A stock quote primarily shows the price of a stock on its exchange market and updated real-time (usually) during a trading session. Other secondary stats making up the stock quote help investors make an informed investment decision.
I don’t disagree the possibility of information overload when researching stocks. Even I get overwhelmed sometimes on what each detail means in my decision making. Yet, it is essential to know how to read a stock quote. It gives plenty of insight into the underlying company for a better purchase decisions.
Company Name, Stock Exchange, Stock Ticker / Symbol
This shows the full name of the publicly-traded entity, the exchange market it is listed in, and it’s shorthand identifier in the stock market.
Current Price, Price Change
This shows the most updated price. During market trading session, price displayed could either be real-time or delayed. After market trading session, price displayed is the closing price from the most recent trading day.
Price change is captured both as a percentage difference and absolute difference. It shows how much price has moved today or from the most recent trading day. Percent change is probably the more useful gauge, as a dollar fall for a $10 stock is different for a $100 stock. It makes a difference in understanding whether it is a strong or weak decline.
These show the range for the day’s market trading session, for the price the stock opened at, the maximum price and minimum price reached. The information is most useful to day traders as they monitor small, intraday price movements.

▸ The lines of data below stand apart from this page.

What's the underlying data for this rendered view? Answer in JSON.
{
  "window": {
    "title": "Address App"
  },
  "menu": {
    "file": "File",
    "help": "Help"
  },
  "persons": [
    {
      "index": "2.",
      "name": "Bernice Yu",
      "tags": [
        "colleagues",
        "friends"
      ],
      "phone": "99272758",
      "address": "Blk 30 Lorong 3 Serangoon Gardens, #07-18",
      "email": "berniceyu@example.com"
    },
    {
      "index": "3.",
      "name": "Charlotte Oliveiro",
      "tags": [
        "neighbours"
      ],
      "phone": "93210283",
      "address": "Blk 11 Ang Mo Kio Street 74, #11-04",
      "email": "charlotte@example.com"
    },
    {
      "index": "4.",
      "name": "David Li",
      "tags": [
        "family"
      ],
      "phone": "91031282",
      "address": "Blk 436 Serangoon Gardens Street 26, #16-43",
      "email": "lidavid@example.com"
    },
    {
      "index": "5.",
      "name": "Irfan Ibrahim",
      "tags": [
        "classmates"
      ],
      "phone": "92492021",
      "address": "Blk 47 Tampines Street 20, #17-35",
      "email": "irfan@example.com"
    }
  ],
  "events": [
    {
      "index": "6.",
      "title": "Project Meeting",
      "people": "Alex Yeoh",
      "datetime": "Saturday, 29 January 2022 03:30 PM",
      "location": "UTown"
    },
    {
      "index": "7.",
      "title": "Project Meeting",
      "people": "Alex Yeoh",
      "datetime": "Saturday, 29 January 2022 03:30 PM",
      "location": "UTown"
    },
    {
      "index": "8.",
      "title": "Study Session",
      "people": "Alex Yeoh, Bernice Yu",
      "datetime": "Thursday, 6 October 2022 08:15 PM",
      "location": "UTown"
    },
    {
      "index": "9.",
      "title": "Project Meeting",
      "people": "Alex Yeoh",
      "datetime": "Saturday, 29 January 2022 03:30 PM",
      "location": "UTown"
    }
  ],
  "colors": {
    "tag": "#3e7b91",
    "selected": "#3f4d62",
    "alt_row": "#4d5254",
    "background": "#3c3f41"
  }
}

It is less useful to the average longer-term investors whose holding period is for weeks, months, or even years.
This shows the overall value of the shares of a publicly traded company or simply, the number of shares multiplied by share price. The market cap gives an indication of the size of the company.
|Overall Value||Market Capitalisation|
|$0 — $50 million||Nano-cap|
|$50 million — $300 million||Micro-cap|
|$300 million — $2 billion||Small-cap|
|$2 billion — $10 billion||Mid-cap|
|$10 billion — $300 billion||Large-cap|
|$300 billion and above||Mega-cap|
In reality, we usually only hear the terms “small-cap stocks”, “mid-cap stocks” and “large-cap stocks” to refer to small-size, medium-size and large-size companies.
This shows one of the most popular valuation metrics used to determine if a stock is undervalued or overvalued. The ratio is the price of one share divided by earnings per share in the last 12 months. A word of caution, it has limited ability in the prediction of true undervaluation or overvaluation of a stock.
A lower ratio (price relatively closer to the last 12 months earnings per share) might suggest a cheaper stock, and vice-versa for a higher ratio, since an investor would have to potentially pay many more multiples of the last 12 months earnings per share to buy the stock.
This shows, relative to the current stock price, how much return the dividend will provide. The yield is the percentage of next 12 months of dividend income against current share price.
A word of caution: Higher yield usually means more dividend income, but it can also be attributed to the fact that there is lower stock price gains or unsustainable high dividend payout.
This shows the final closing price from the most recent market trading session. It gives an indication of how investors valued the company during the last trading session.
52-Week High and 52-Week Low
This shows the highest and lowest traded price in the trailing 52 weeks. Against the Current Price, it indicates how close the stock is to breaking new highs or setting new lows for the year. I personally use this indicator to invest on Breakouts and Reversals.
This sums up the basics of a stock quote. Has this helped you make a better informed decision?